Posted by Richard Wednesday, January 12, 2011


Yesterday, the Russians were talking about the rescue operation moving into the final, crucial stage, as the combined force of the two biggest icebreakers in the region moved in to try to extract the 32,000-ton Sodruzhestvo (pictured) from ice captivity in the Okhotsk Sea.

The latest report informs us that the icebreakers Krasin and the Admiral Makarov have in fact reached the Sodruzhestvo, now confirmed with 348 crew members on board, and have started to lead her out to free waters. The route has been carefully planned, after extensive reconnaissance by helicopter. The pressure is on for a number of reasons, not least because meteorologists are predicting that the weather will worsen sharply in the next two days. Winds are expected to strengthen and visibility to drop.

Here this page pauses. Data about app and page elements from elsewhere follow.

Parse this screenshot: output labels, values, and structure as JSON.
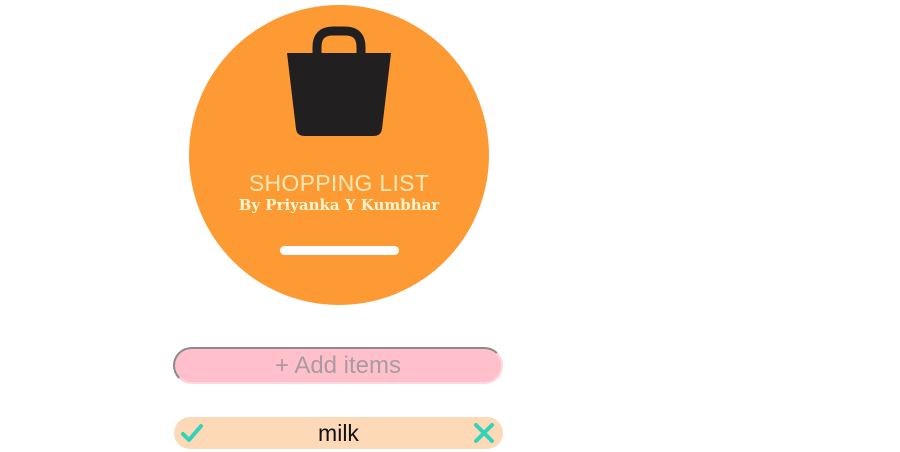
{
  "header": {
    "icon": "shopping-bag-icon",
    "title": "SHOPPING LIST",
    "byline": "By Priyanka Y Kumbhar"
  },
  "add_item": {
    "placeholder": "+ Add items",
    "value": ""
  },
  "items": [
    {
      "label": "milk",
      "check_icon": "checkmark-icon",
      "delete_icon": "close-icon"
    }
  ],
  "colors": {
    "accent": "#fd9a33",
    "icon_dark": "#221f20",
    "title_text": "#fde7b4",
    "input_background": "#ffc0cb",
    "item_background": "#fed9b8",
    "item_action": "#30d5b8"
  }
}
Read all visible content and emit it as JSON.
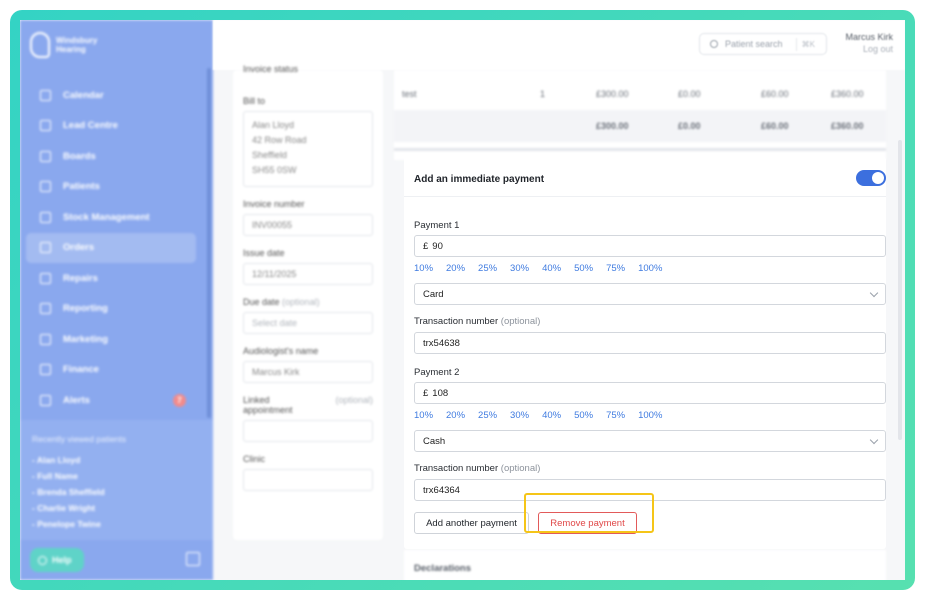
{
  "sidebar": {
    "brand": "Windsbury Hearing",
    "items": [
      {
        "label": "Calendar",
        "icon": "calendar-icon"
      },
      {
        "label": "Lead Centre",
        "icon": "headset-icon"
      },
      {
        "label": "Boards",
        "icon": "board-icon"
      },
      {
        "label": "Patients",
        "icon": "patients-icon"
      },
      {
        "label": "Stock Management",
        "icon": "clipboard-icon"
      },
      {
        "label": "Orders",
        "icon": "orders-icon"
      },
      {
        "label": "Repairs",
        "icon": "wrench-icon"
      },
      {
        "label": "Reporting",
        "icon": "chart-icon"
      },
      {
        "label": "Marketing",
        "icon": "mail-icon"
      },
      {
        "label": "Finance",
        "icon": "card-icon"
      },
      {
        "label": "Alerts",
        "icon": "bell-icon",
        "badge": "7"
      }
    ],
    "active_item": "Orders",
    "recent_title": "Recently viewed patients",
    "recent": [
      "- Alan Lloyd",
      "- Full Name",
      "- Brenda Sheffield",
      "- Charlie Wright",
      "- Penelope Twine"
    ],
    "help_label": "Help"
  },
  "topbar": {
    "search_placeholder": "Patient search",
    "search_shortcut": "⌘K",
    "user_name": "Marcus Kirk",
    "logout": "Log out"
  },
  "invoice_form": {
    "top_label": "Invoice status",
    "bill_to_label": "Bill to",
    "bill_to": [
      "Alan Lloyd",
      "42 Row Road",
      "Sheffield",
      "SH55 0SW"
    ],
    "invoice_number_label": "Invoice number",
    "invoice_number": "INV00055",
    "issue_date_label": "Issue date",
    "issue_date": "12/11/2025",
    "due_date_label": "Due date",
    "due_date_opt": "(optional)",
    "due_date_placeholder": "Select date",
    "audiologist_label": "Audiologist's name",
    "audiologist": "Marcus Kirk",
    "linked_label": "Linked appointment",
    "linked_opt": "(optional)",
    "clinic_label": "Clinic"
  },
  "items_table": {
    "row": [
      "test",
      "1",
      "£300.00",
      "£0.00",
      "£60.00",
      "£360.00"
    ],
    "totals": [
      "£300.00",
      "£0.00",
      "£60.00",
      "£360.00"
    ]
  },
  "payment": {
    "title": "Add an immediate payment",
    "toggle_on": true,
    "percent_options": [
      "10%",
      "20%",
      "25%",
      "30%",
      "40%",
      "50%",
      "75%",
      "100%"
    ],
    "currency_symbol": "£",
    "payments": [
      {
        "label": "Payment 1",
        "amount": "90",
        "method": "Card",
        "txn_label": "Transaction number",
        "txn_opt": "(optional)",
        "txn": "trx54638"
      },
      {
        "label": "Payment 2",
        "amount": "108",
        "method": "Cash",
        "txn_label": "Transaction number",
        "txn_opt": "(optional)",
        "txn": "trx64364"
      }
    ],
    "add_button": "Add another payment",
    "remove_button": "Remove payment"
  },
  "declarations": {
    "title": "Declarations"
  },
  "colors": {
    "sidebar": "#8aa8ee",
    "accent": "#3c6fde",
    "link": "#3f7be0",
    "danger": "#e04848",
    "highlight": "#f5c518",
    "frame": "#34d3c4"
  }
}
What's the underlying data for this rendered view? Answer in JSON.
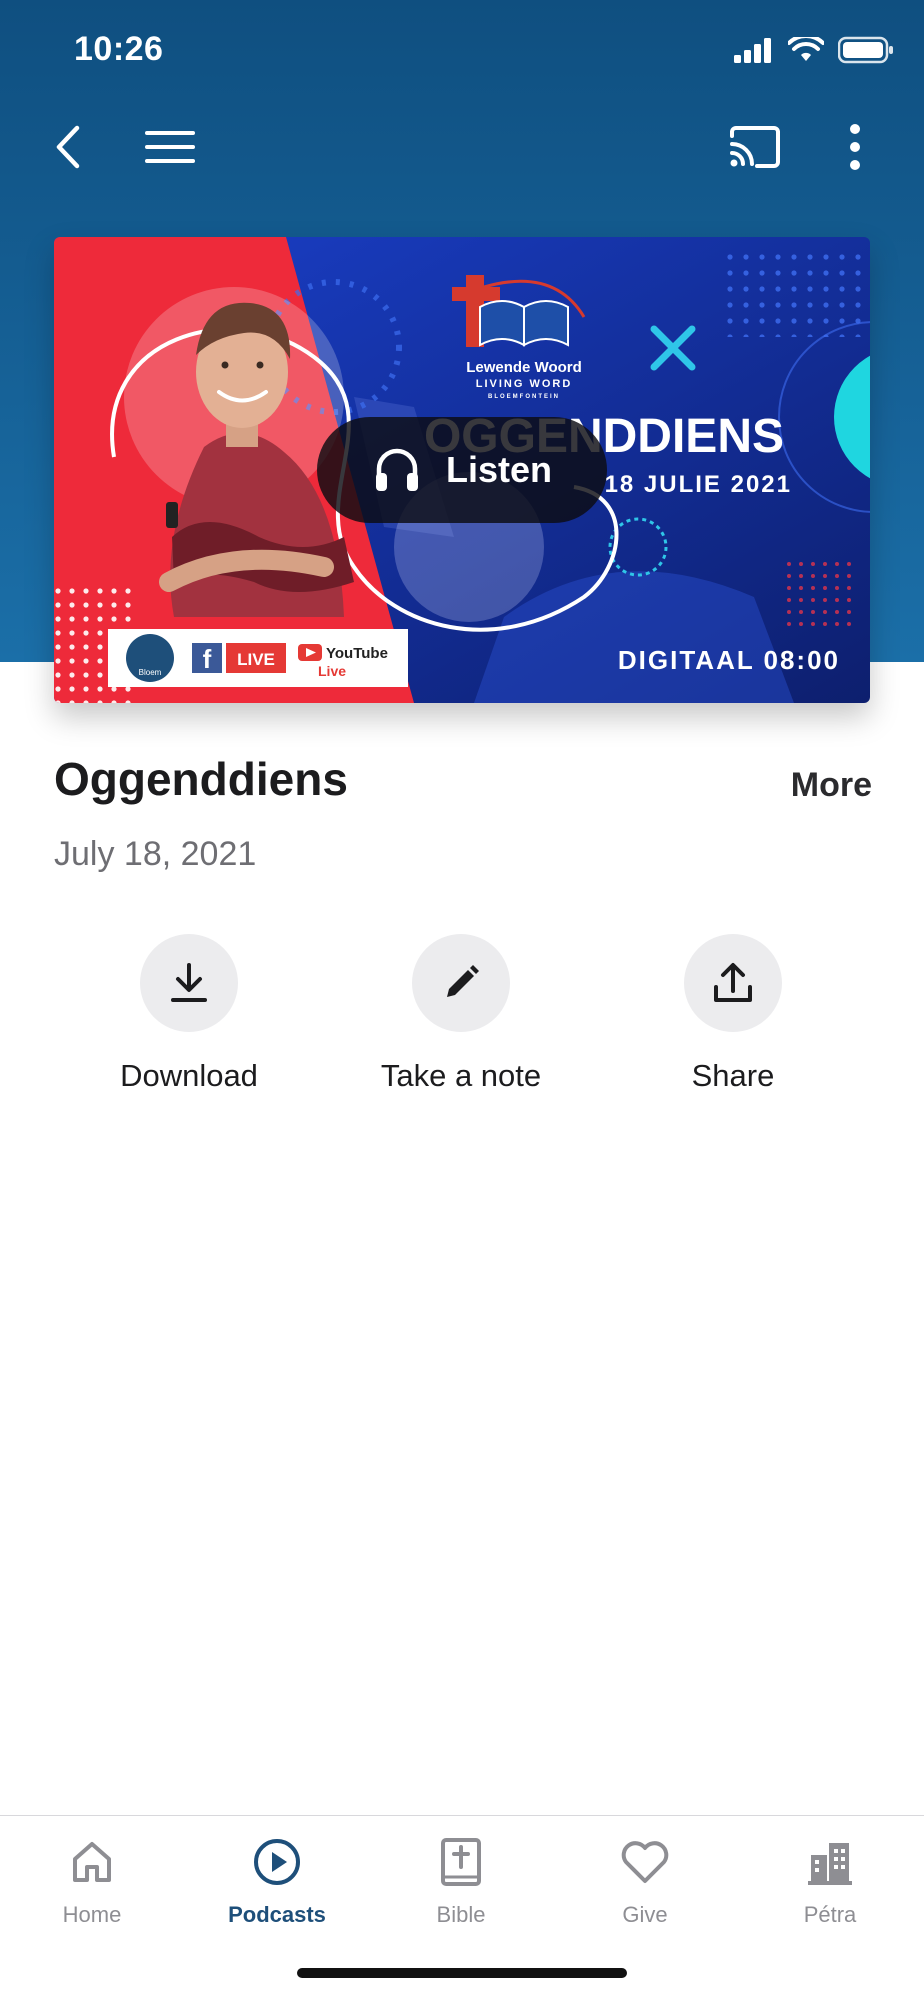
{
  "status_bar": {
    "time": "10:26"
  },
  "nav": {
    "back_icon": "chevron-left-icon",
    "menu_icon": "hamburger-icon",
    "cast_icon": "cast-icon",
    "more_icon": "more-vertical-icon"
  },
  "artwork": {
    "church_name": "Lewende Woord",
    "church_name_en": "LIVING WORD",
    "church_city": "BLOEMFONTEIN",
    "service_title": "OGGENDDIENS",
    "service_date": "18 JULIE 2021",
    "time_label": "DIGITAAL 08:00",
    "badge_bloem": "Bloem",
    "badge_live": "LIVE",
    "badge_youtube": "YouTube",
    "badge_youtube_live": "Live",
    "listen_label": "Listen"
  },
  "episode": {
    "title": "Oggenddiens",
    "more_label": "More",
    "date": "July 18, 2021"
  },
  "actions": [
    {
      "label": "Download",
      "icon": "download-icon"
    },
    {
      "label": "Take a note",
      "icon": "pencil-icon"
    },
    {
      "label": "Share",
      "icon": "share-icon"
    }
  ],
  "tabs": [
    {
      "label": "Home",
      "icon": "home-icon",
      "active": false
    },
    {
      "label": "Podcasts",
      "icon": "play-circle-icon",
      "active": true
    },
    {
      "label": "Bible",
      "icon": "bible-icon",
      "active": false
    },
    {
      "label": "Give",
      "icon": "heart-icon",
      "active": false
    },
    {
      "label": "Pétra",
      "icon": "building-icon",
      "active": false
    }
  ],
  "colors": {
    "header_blue": "#145b8f",
    "active_tab": "#1e4f7a",
    "inactive_tab": "#8e8e93",
    "art_red": "#ee2a3a",
    "art_blue": "#1235b8",
    "art_cyan": "#1fd6e0"
  }
}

Significantly, the ice shelf - which was only about 15 miles deep at the start of the crisis – is now about 100 nautical miles. Distances to safety, therefore, have dramatically increased as the ice field spreads northwards. But, more worryingly, in this shallow part of the sea, the icebreakers are finding that the ice has hit bottom.

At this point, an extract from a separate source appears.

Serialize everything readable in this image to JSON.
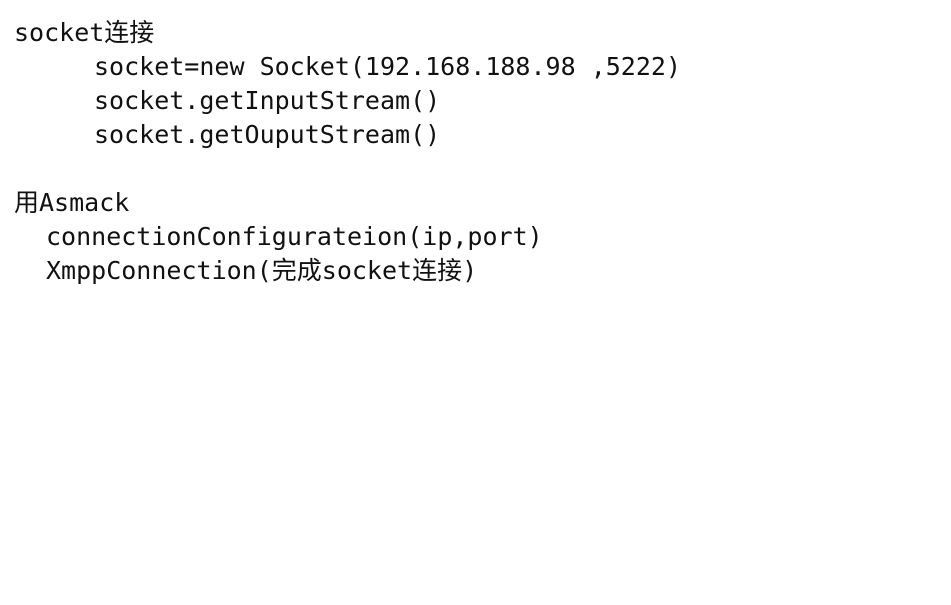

Having yesterday "parked" the fish carrier Bereg Nadezhdy (pictured above), with 35 crew on board, the two icebreakers covered 25 nautical miles in 24 hours to reach the Sodruzhestvo, breaking through three big floes in the process. Later, when the two ships are re-united, it is planned to lead them to safety in a single-file convoy of four vessels.

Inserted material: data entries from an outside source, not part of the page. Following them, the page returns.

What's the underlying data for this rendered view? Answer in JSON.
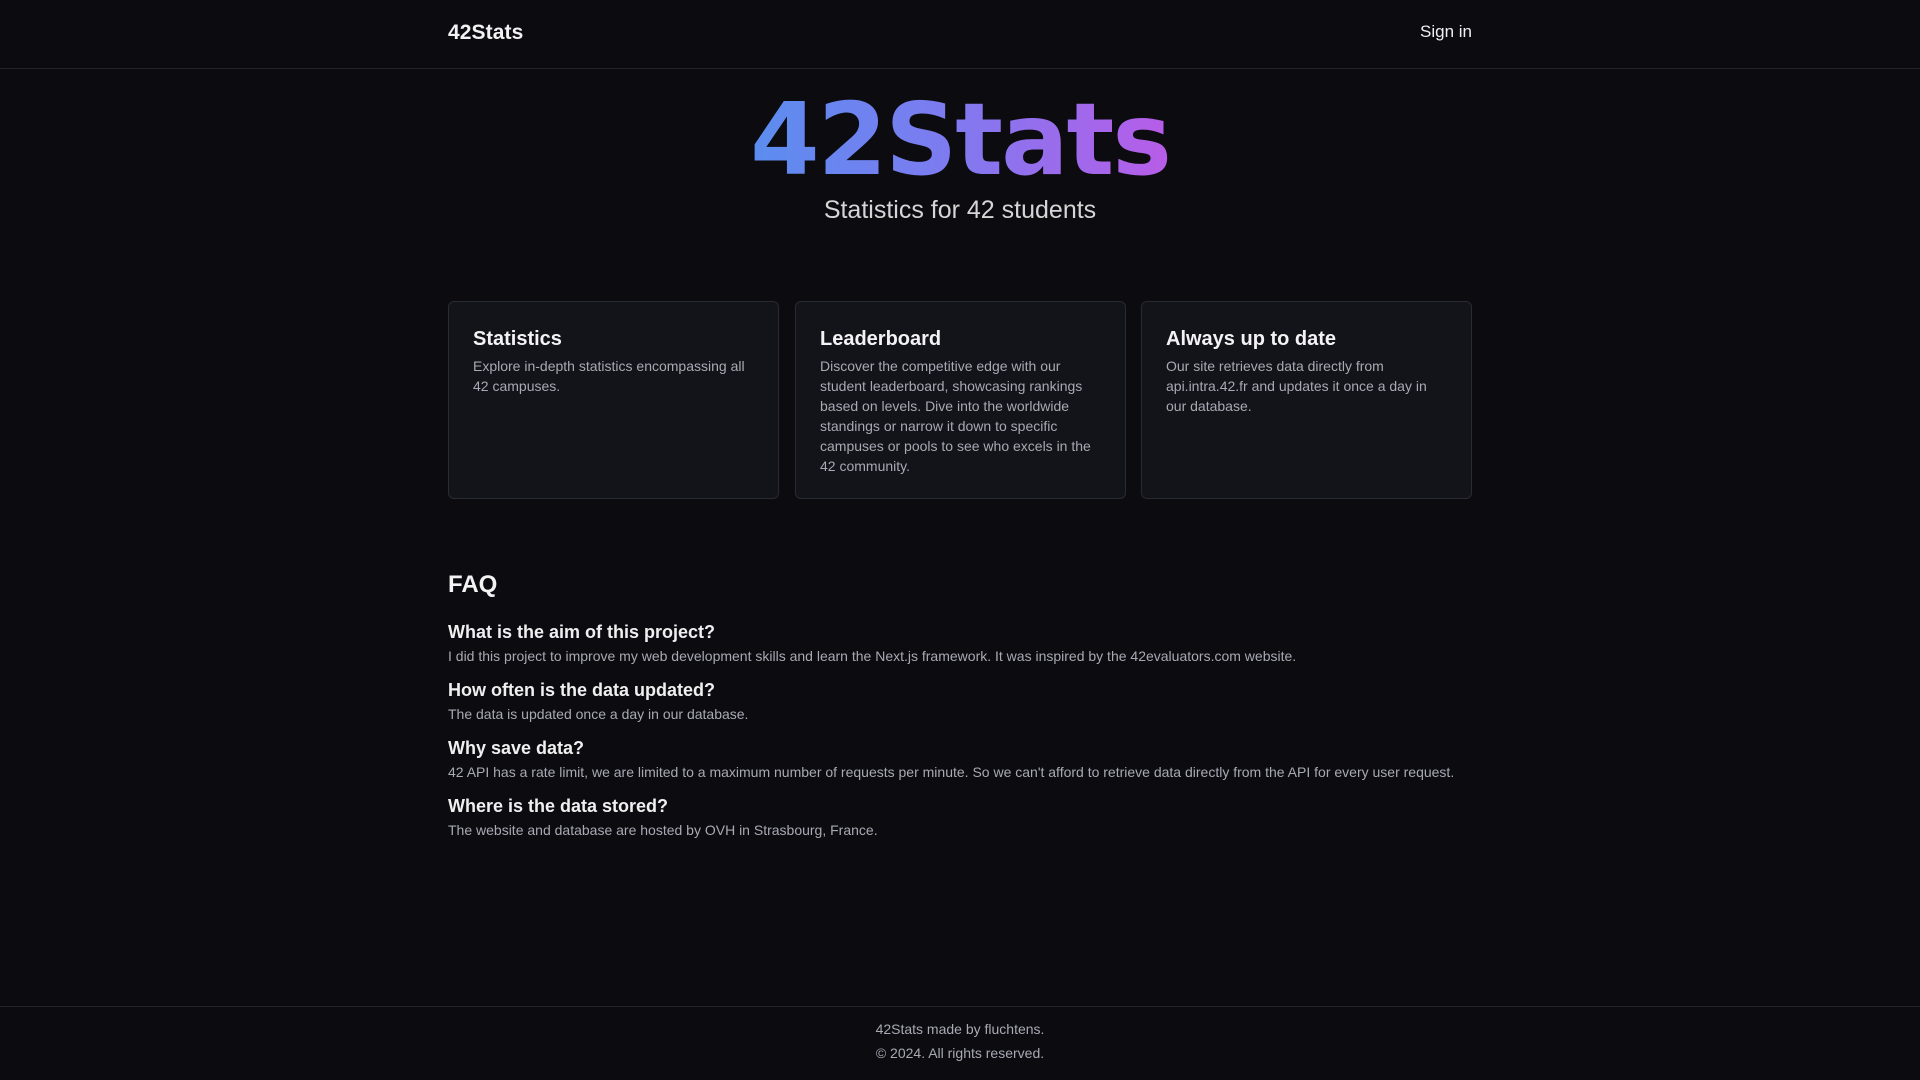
{
  "header": {
    "brand": "42Stats",
    "sign_in": "Sign in"
  },
  "hero": {
    "title": "42Stats",
    "subtitle": "Statistics for 42 students",
    "gradient": [
      "#5b8def",
      "#b85ce8"
    ]
  },
  "cards": [
    {
      "title": "Statistics",
      "text": "Explore in-depth statistics encompassing all 42 campuses."
    },
    {
      "title": "Leaderboard",
      "text": "Discover the competitive edge with our student leaderboard, showcasing rankings based on levels. Dive into the worldwide standings or narrow it down to specific campuses or pools to see who excels in the 42 community."
    },
    {
      "title": "Always up to date",
      "text": "Our site retrieves data directly from api.intra.42.fr and updates it once a day in our database."
    }
  ],
  "faq": {
    "title": "FAQ",
    "items": [
      {
        "q": "What is the aim of this project?",
        "a": "I did this project to improve my web development skills and learn the Next.js framework. It was inspired by the 42evaluators.com website."
      },
      {
        "q": "How often is the data updated?",
        "a": "The data is updated once a day in our database."
      },
      {
        "q": "Why save data?",
        "a": "42 API has a rate limit, we are limited to a maximum number of requests per minute. So we can't afford to retrieve data directly from the API for every user request."
      },
      {
        "q": "Where is the data stored?",
        "a": "The website and database are hosted by OVH in Strasbourg, France."
      }
    ]
  },
  "footer": {
    "made_by": "42Stats made by fluchtens.",
    "copyright": "© 2024. All rights reserved."
  }
}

Russia Today talks of temperatures having dropped to -27°C and of a ferocious northerly wind, which is driving the ice into the southern part of the Okhotsk Sea, to the Sakhalin Bay area, where the ships are trapped. Higher winds in particular will intensify the difficulties. Awaiting the ships at the ice edge, we are told is the Magadan icebreaker and a tanker, ready to refuel the Makarov, which is said to be low on fuel.

Meanwhile, as this little local difficulty is sorted out, WUWT reports that nearly 70 percent of the United States is snow covered (and almost all of Canada), with New York City declaring a "snow emergency". The "big freeze" also continues in India and China, in the latter causing considerable crop losses. But nothing of this contradicts the claim by the British Met Office's Julia Slingo that the world is getting warmer. These are all local events.


UPDATES: TASS is reporting that the operation to "pilot" the Sodruzhestvo to a loose ice area has started. But, says Tatyana Kulikova, head of the press centre of the Far Eastern sea shipping company, "The operation is proceeding with difficulty: the factory ship has large dimensions: 180 metres long and 20 metres high. It is very difficult to take it in tow."

The procedure described is that the Admiral Makarov "is busy breaking up ice to trench a channel while the higher-powered icebreaker Krasin will pilot the factory ship through it." That is a bit odd, as the two icebreakers are described as sister ships, with identical performance specifications. Meanwhile, the remarkable photograph shows what appears to be a double tow – the two icebreakers together leading out the Bereg Nadezhdy.

Ria Novosti is suggesting that the Sodruzhestvo can be extracted within 12 hours, the Krasin leading it out on "an anchor tow" (i.e., close, but not close-coupled). The vessels are said to have about 12 miles to go before they get to free water, including around three miles of the most treacherous ice. The operation is expected to be completed by Thursday afternoon (presumably Moscow time).

COMMENT: OKHOTSK SEA CRISIS